▶ _Exercise aim_:
Whenever a picture appears, leave it out while repeating all the other data exactly.

Stored data
== == ==
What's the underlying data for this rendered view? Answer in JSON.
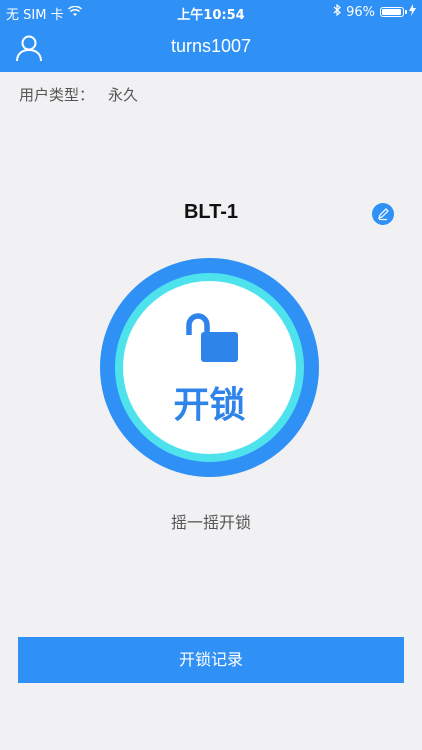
{
  "status_bar": {
    "carrier": "无 SIM 卡",
    "time": "上午10:54",
    "battery_percent": "96%",
    "battery_level": 0.96,
    "icons": [
      "wifi-icon",
      "bluetooth-icon",
      "battery-icon",
      "charging-icon"
    ]
  },
  "nav": {
    "title": "turns1007",
    "profile_icon": "user-icon"
  },
  "user_type": {
    "label": "用户类型：",
    "value": "永久"
  },
  "device": {
    "name": "BLT-1",
    "edit_icon": "edit-pencil-icon"
  },
  "unlock": {
    "label": "开锁",
    "icon": "unlocked-padlock-icon",
    "hint": "摇一摇开锁"
  },
  "record_button": {
    "label": "开锁记录"
  },
  "colors": {
    "primary": "#2f91f5",
    "ring": "#4ee3ec",
    "background": "#f1f1f3"
  }
}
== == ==
▶ _Written solution_:
What's the underlying data for this rendered view? Answer in JSON.
{
  "status_bar": {
    "carrier": "无 SIM 卡",
    "time": "上午10:54",
    "battery_percent": "96%",
    "battery_level": 0.96,
    "icons": [
      "wifi-icon",
      "bluetooth-icon",
      "battery-icon",
      "charging-icon"
    ]
  },
  "nav": {
    "title": "turns1007",
    "profile_icon": "user-icon"
  },
  "user_type": {
    "label": "用户类型：",
    "value": "永久"
  },
  "device": {
    "name": "BLT-1",
    "edit_icon": "edit-pencil-icon"
  },
  "unlock": {
    "label": "开锁",
    "icon": "unlocked-padlock-icon",
    "hint": "摇一摇开锁"
  },
  "record_button": {
    "label": "开锁记录"
  },
  "colors": {
    "primary": "#2f91f5",
    "ring": "#4ee3ec",
    "background": "#f1f1f3"
  }
}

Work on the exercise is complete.